[Data about app and page elements]
----------
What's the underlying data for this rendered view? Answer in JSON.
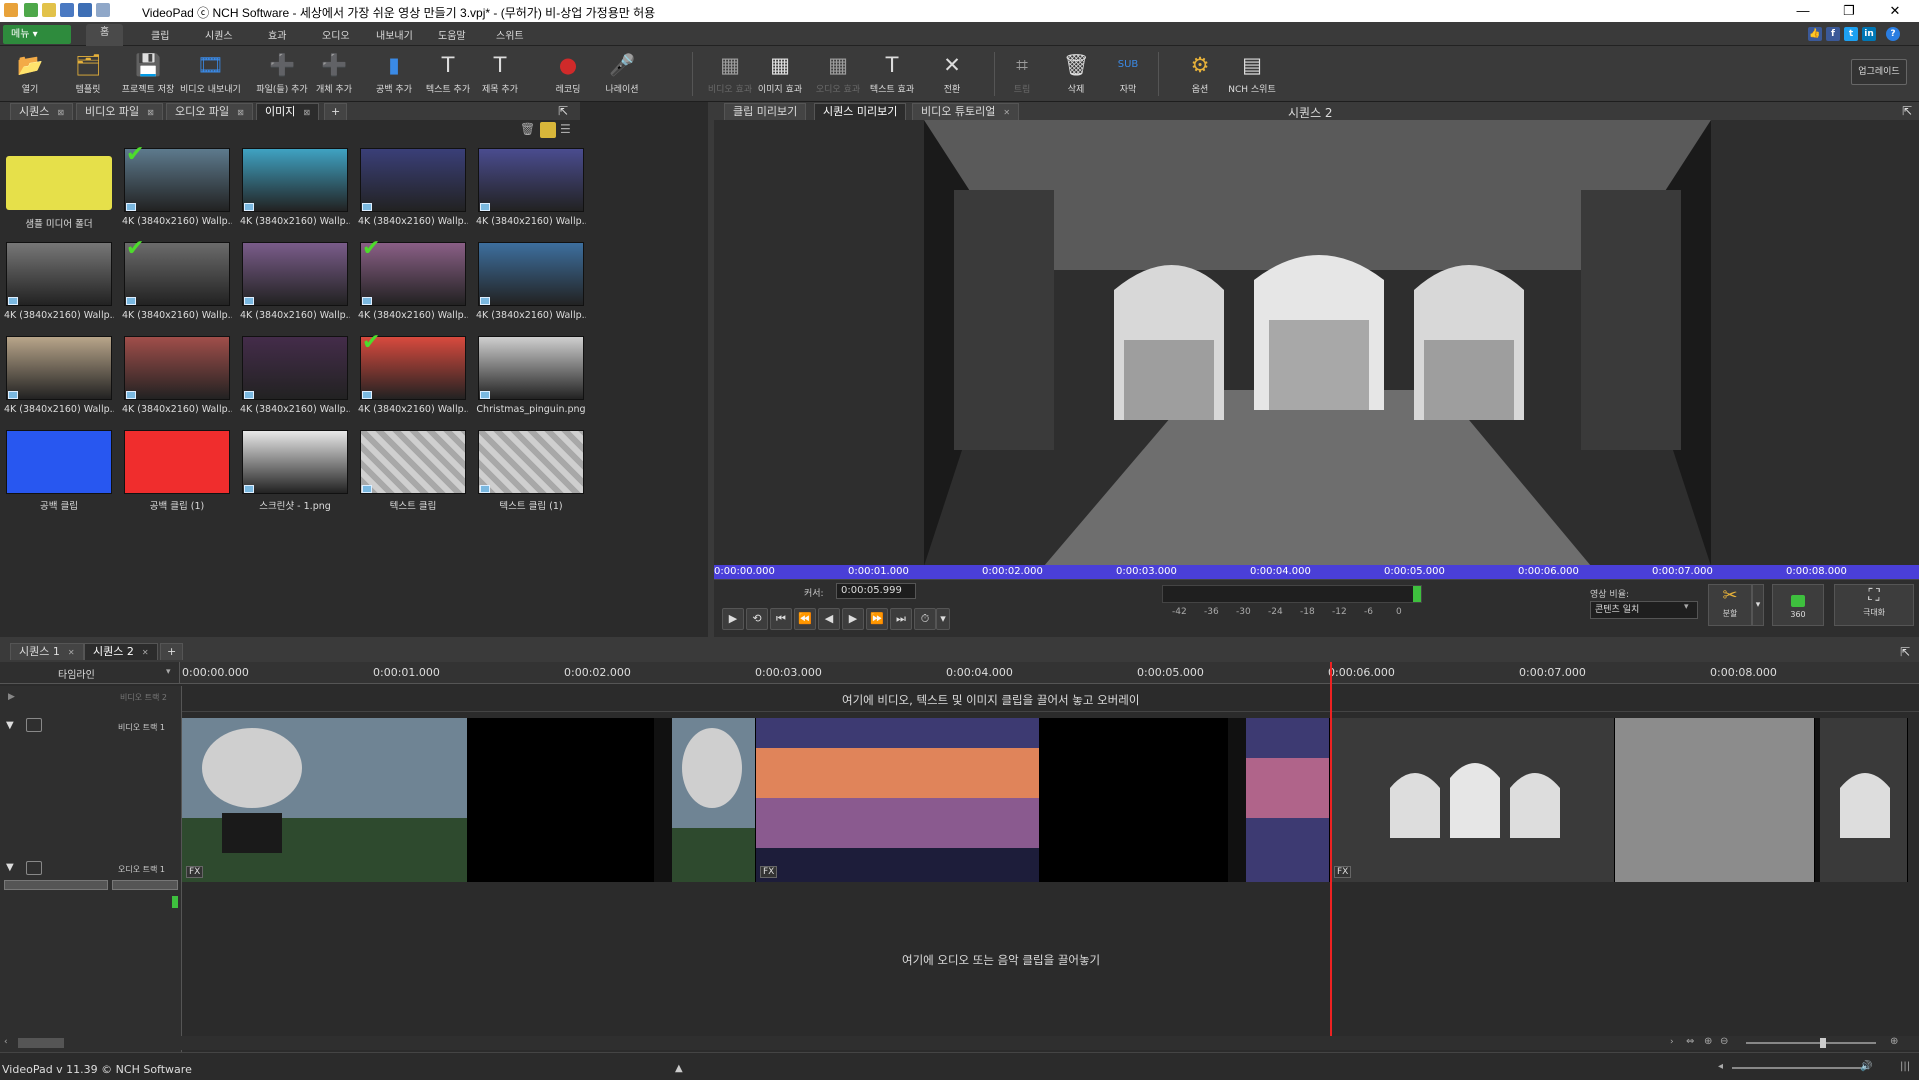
{
  "window": {
    "title": "VideoPad ⓒ NCH Software - 세상에서 가장 쉬운 영상 만들기 3.vpj* - (무허가) 비-상업 가정용만 허용",
    "minimize": "—",
    "restore": "❐",
    "close": "✕"
  },
  "menubar": {
    "menu_button": "메뉴 ▾",
    "tabs": [
      "홈",
      "클립",
      "시퀀스",
      "효과",
      "오디오",
      "내보내기",
      "도움말",
      "스위트"
    ]
  },
  "toolbar": {
    "upgrade": "업그레이드",
    "buttons": [
      {
        "label": "열기",
        "icon": "folder-open-icon",
        "glyph": "📂"
      },
      {
        "label": "템플릿",
        "icon": "template-icon",
        "glyph": "🗂"
      },
      {
        "label": "프로젝트 저장",
        "icon": "save-icon",
        "glyph": "💾"
      },
      {
        "label": "비디오 내보내기",
        "icon": "export-video-icon",
        "glyph": "🎞"
      },
      {
        "label": "파일(들) 추가",
        "icon": "add-files-icon",
        "glyph": "➕"
      },
      {
        "label": "개체 추가",
        "icon": "add-object-icon",
        "glyph": "➕"
      },
      {
        "label": "공백 추가",
        "icon": "add-blank-icon",
        "glyph": "▮"
      },
      {
        "label": "텍스트 추가",
        "icon": "add-text-icon",
        "glyph": "T"
      },
      {
        "label": "제목 추가",
        "icon": "add-title-icon",
        "glyph": "T"
      },
      {
        "label": "레코딩",
        "icon": "record-icon",
        "glyph": "●"
      },
      {
        "label": "나레이션",
        "icon": "narration-icon",
        "glyph": "🎤"
      },
      {
        "label": "비디오 효과",
        "icon": "video-effect-icon",
        "glyph": "▦"
      },
      {
        "label": "이미지 효과",
        "icon": "image-effect-icon",
        "glyph": "▦"
      },
      {
        "label": "오디오 효과",
        "icon": "audio-effect-icon",
        "glyph": "▦"
      },
      {
        "label": "텍스트 효과",
        "icon": "text-effect-icon",
        "glyph": "T"
      },
      {
        "label": "전환",
        "icon": "transition-icon",
        "glyph": "✕"
      },
      {
        "label": "트림",
        "icon": "trim-icon",
        "glyph": "⌗"
      },
      {
        "label": "삭제",
        "icon": "delete-icon",
        "glyph": "🗑"
      },
      {
        "label": "자막",
        "icon": "subtitle-icon",
        "glyph": "SUB"
      },
      {
        "label": "옵션",
        "icon": "options-icon",
        "glyph": "⚙"
      },
      {
        "label": "NCH 스위트",
        "icon": "nch-suite-icon",
        "glyph": "▤"
      }
    ]
  },
  "bins": {
    "tabs": [
      "시퀀스",
      "비디오 파일",
      "오디오 파일",
      "이미지"
    ],
    "add": "+",
    "items": [
      {
        "caption": "샘플 미디어 폴더",
        "color": "#e6e04a",
        "kind": "folder",
        "checked": false
      },
      {
        "caption": "4K (3840x2160) Wallp...",
        "color": "#5d7a8d",
        "kind": "img",
        "checked": true
      },
      {
        "caption": "4K (3840x2160) Wallp...",
        "color": "#3fa2c2",
        "kind": "img",
        "checked": false
      },
      {
        "caption": "4K (3840x2160) Wallp...",
        "color": "#3a3f78",
        "kind": "img",
        "checked": false
      },
      {
        "caption": "4K (3840x2160) Wallp...",
        "color": "#4a4c8f",
        "kind": "img",
        "checked": false
      },
      {
        "caption": "4K (3840x2160) Wallp...",
        "color": "#777777",
        "kind": "img",
        "checked": false
      },
      {
        "caption": "4K (3840x2160) Wallp...",
        "color": "#6b6b6b",
        "kind": "img",
        "checked": true
      },
      {
        "caption": "4K (3840x2160) Wallp...",
        "color": "#7a5c8a",
        "kind": "img",
        "checked": false
      },
      {
        "caption": "4K (3840x2160) Wallp...",
        "color": "#8a5f86",
        "kind": "img",
        "checked": true
      },
      {
        "caption": "4K (3840x2160) Wallp...",
        "color": "#3d6f9e",
        "kind": "img",
        "checked": false
      },
      {
        "caption": "4K (3840x2160) Wallp...",
        "color": "#b8a58a",
        "kind": "img",
        "checked": false
      },
      {
        "caption": "4K (3840x2160) Wallp...",
        "color": "#a04e4a",
        "kind": "img",
        "checked": false
      },
      {
        "caption": "4K (3840x2160) Wallp...",
        "color": "#442c4a",
        "kind": "img",
        "checked": false
      },
      {
        "caption": "4K (3840x2160) Wallp...",
        "color": "#d84a3e",
        "kind": "img",
        "checked": true
      },
      {
        "caption": "Christmas_pinguin.png",
        "color": "#cfcfcf",
        "kind": "img",
        "checked": false
      },
      {
        "caption": "공백 클립",
        "color": "#2857f0",
        "kind": "blank",
        "checked": false
      },
      {
        "caption": "공백 클립 (1)",
        "color": "#f02d2d",
        "kind": "blank",
        "checked": false
      },
      {
        "caption": "스크린샷 - 1.png",
        "color": "#e8e8e8",
        "kind": "img",
        "checked": false
      },
      {
        "caption": "텍스트 클립",
        "color": "#bfbfbf",
        "kind": "text",
        "checked": false
      },
      {
        "caption": "텍스트 클립 (1)",
        "color": "#bfbfbf",
        "kind": "text",
        "checked": false
      }
    ]
  },
  "preview": {
    "tabs": [
      "클립 미리보기",
      "시퀀스 미리보기",
      "비디오 튜토리얼"
    ],
    "sequence_title": "시퀀스 2",
    "ruler": [
      "0:00:00.000",
      "0:00:01.000",
      "0:00:02.000",
      "0:00:03.000",
      "0:00:04.000",
      "0:00:05.000",
      "0:00:06.000",
      "0:00:07.000",
      "0:00:08.000"
    ],
    "cursor_label": "커서:",
    "cursor_value": "0:00:05.999",
    "meter_ticks": [
      "-42",
      "-36",
      "-30",
      "-24",
      "-18",
      "-12",
      "-6",
      "0"
    ],
    "aspect_label": "영상 비율:",
    "aspect_value": "콘텐츠 일치",
    "split_label": "분할",
    "vr_label": "360",
    "fullscreen_label": "극대화"
  },
  "timeline": {
    "tabs": [
      "시퀀스 1",
      "시퀀스 2"
    ],
    "add": "+",
    "mode": "타임라인",
    "ruler": [
      "0:00:00.000",
      "0:00:01.000",
      "0:00:02.000",
      "0:00:03.000",
      "0:00:04.000",
      "0:00:05.000",
      "0:00:06.000",
      "0:00:07.000",
      "0:00:08.000"
    ],
    "video_track_2": "비디오 트랙 2",
    "video_track_1": "비디오 트랙 1",
    "audio_track_1": "오디오 트랙 1",
    "overlay_hint": "여기에 비디오, 텍스트 및 이미지 클립을 끌어서 놓고 오버레이",
    "audio_hint": "여기에 오디오 또는 음악 클립을 끌어놓기",
    "fx": "FX"
  },
  "status": {
    "version": "VideoPad v 11.39 © NCH Software"
  }
}
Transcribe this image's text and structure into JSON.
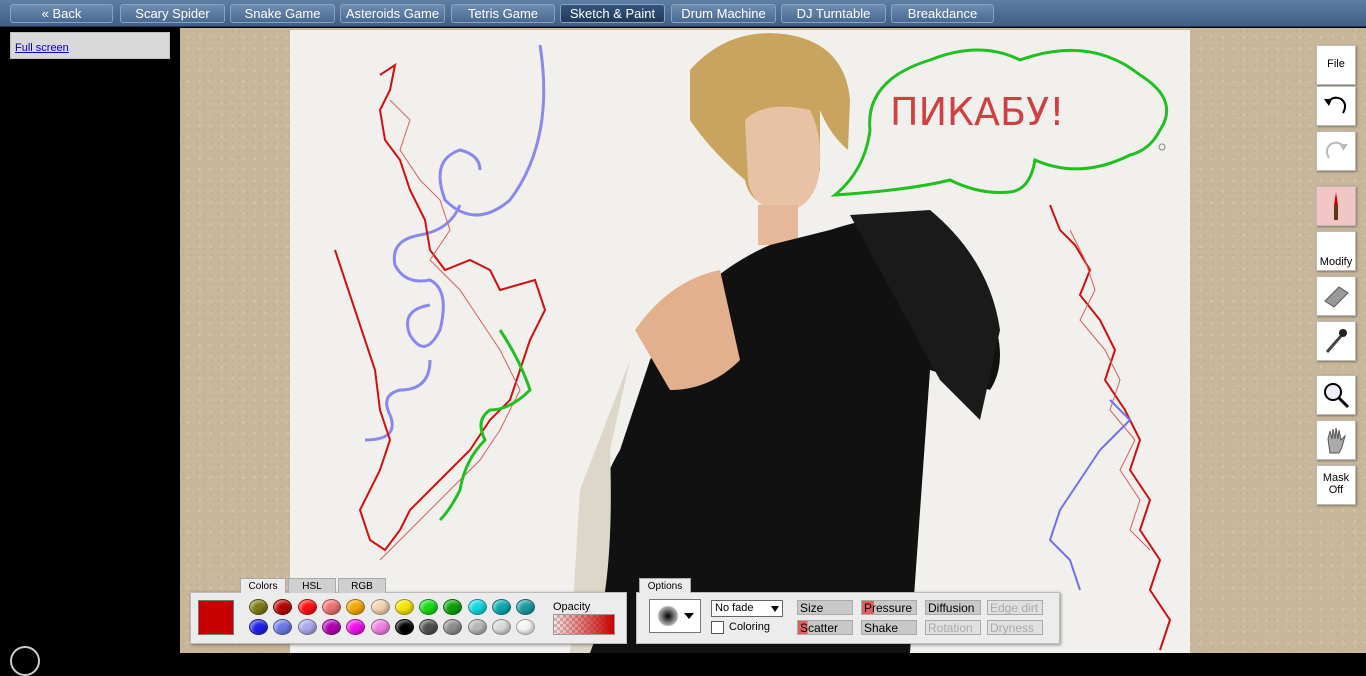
{
  "nav": {
    "items": [
      {
        "label": "« Back",
        "active": false
      },
      {
        "label": "Scary Spider",
        "active": false
      },
      {
        "label": "Snake Game",
        "active": false
      },
      {
        "label": "Asteroids Game",
        "active": false
      },
      {
        "label": "Tetris Game",
        "active": false
      },
      {
        "label": "Sketch & Paint",
        "active": true
      },
      {
        "label": "Drum Machine",
        "active": false
      },
      {
        "label": "DJ Turntable",
        "active": false
      },
      {
        "label": "Breakdance",
        "active": false
      }
    ]
  },
  "sidebar": {
    "fullscreen_link": "Full screen"
  },
  "canvas": {
    "speech_text": "ПИКАБУ!"
  },
  "tools": {
    "file": "File",
    "undo_icon": "undo-arrow-icon",
    "redo_icon": "redo-arrow-icon",
    "brush_icon": "paintbrush-icon",
    "modify": "Modify",
    "eraser_icon": "eraser-icon",
    "eyedropper_icon": "eyedropper-icon",
    "zoom_icon": "magnifier-icon",
    "hand_icon": "hand-icon",
    "mask_line1": "Mask",
    "mask_line2": "Off"
  },
  "colors_panel": {
    "tabs": [
      "Colors",
      "HSL",
      "RGB"
    ],
    "active_tab": "Colors",
    "current_color": "#c80000",
    "swatches_row1": [
      "#7b7a14",
      "#b50000",
      "#ff1010",
      "#f07070",
      "#f4a800",
      "#f2d2b0",
      "#f5e400",
      "#18d818",
      "#0aa00a",
      "#10d8e0",
      "#08a8b0",
      "#1a9aa0"
    ],
    "swatches_row2": [
      "#2020e8",
      "#6878e8",
      "#a8a8e8",
      "#b000b0",
      "#f010f0",
      "#f080e0",
      "#000000",
      "#505050",
      "#8c8c8c",
      "#b4b4b4",
      "#d8d8d8",
      "#f4f4f4"
    ],
    "opacity_label": "Opacity"
  },
  "options_panel": {
    "tab": "Options",
    "fade_value": "No fade",
    "coloring_label": "Coloring",
    "buttons": [
      {
        "label": "Size",
        "state": "normal"
      },
      {
        "label": "Pressure",
        "state": "red"
      },
      {
        "label": "Diffusion",
        "state": "normal"
      },
      {
        "label": "Edge dirt",
        "state": "dim"
      },
      {
        "label": "Scatter",
        "state": "red2"
      },
      {
        "label": "Shake",
        "state": "normal"
      },
      {
        "label": "Rotation",
        "state": "dim"
      },
      {
        "label": "Dryness",
        "state": "dim"
      }
    ]
  }
}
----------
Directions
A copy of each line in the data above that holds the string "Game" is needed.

Reply to the exercise
        "label": "Snake Game",
        "label": "Asteroids Game",
        "label": "Tetris Game",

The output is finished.